> **DATASET ENTRIES**
___
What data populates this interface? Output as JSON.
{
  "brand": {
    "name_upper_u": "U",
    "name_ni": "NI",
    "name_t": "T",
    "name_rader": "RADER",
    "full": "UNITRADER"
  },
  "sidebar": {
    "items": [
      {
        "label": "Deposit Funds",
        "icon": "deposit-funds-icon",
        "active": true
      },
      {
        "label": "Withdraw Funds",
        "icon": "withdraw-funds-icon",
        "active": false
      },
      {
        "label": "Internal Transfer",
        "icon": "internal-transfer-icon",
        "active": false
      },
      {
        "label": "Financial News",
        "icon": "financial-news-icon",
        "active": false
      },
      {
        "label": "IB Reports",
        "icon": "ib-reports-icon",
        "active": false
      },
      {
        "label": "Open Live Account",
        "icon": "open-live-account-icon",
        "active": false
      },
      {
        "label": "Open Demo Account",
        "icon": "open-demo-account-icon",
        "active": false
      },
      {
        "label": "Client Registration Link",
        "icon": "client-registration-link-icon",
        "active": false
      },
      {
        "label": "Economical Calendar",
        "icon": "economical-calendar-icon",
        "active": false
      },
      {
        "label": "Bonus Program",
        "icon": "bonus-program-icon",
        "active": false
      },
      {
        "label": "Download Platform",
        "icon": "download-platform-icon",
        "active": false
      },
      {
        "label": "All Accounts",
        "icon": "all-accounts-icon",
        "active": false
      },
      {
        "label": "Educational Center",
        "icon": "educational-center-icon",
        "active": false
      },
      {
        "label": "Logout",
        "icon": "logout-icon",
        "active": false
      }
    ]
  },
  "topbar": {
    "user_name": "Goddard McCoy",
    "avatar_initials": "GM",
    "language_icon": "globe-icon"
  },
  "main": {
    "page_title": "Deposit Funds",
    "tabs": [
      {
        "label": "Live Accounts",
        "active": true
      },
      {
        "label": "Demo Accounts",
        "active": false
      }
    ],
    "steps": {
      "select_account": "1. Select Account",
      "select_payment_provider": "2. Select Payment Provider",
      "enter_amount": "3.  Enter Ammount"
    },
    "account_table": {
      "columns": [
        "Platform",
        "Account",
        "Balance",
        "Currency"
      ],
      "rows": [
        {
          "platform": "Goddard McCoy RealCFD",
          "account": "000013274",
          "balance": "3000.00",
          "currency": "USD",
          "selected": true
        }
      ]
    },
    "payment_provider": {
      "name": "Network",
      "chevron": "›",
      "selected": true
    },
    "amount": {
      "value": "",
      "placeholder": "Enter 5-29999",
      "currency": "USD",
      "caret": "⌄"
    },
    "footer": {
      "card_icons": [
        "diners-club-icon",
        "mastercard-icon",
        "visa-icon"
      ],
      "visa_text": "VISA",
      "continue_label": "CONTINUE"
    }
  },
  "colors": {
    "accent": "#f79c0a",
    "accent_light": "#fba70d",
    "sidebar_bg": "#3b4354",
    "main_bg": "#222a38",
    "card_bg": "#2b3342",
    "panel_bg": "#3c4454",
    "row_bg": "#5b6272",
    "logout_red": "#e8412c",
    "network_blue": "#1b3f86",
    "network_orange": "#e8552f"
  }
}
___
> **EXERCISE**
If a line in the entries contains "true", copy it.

> **EXERCISE SOLUTION**
        "active": true
        "active": true
          "selected": true
      "selected": true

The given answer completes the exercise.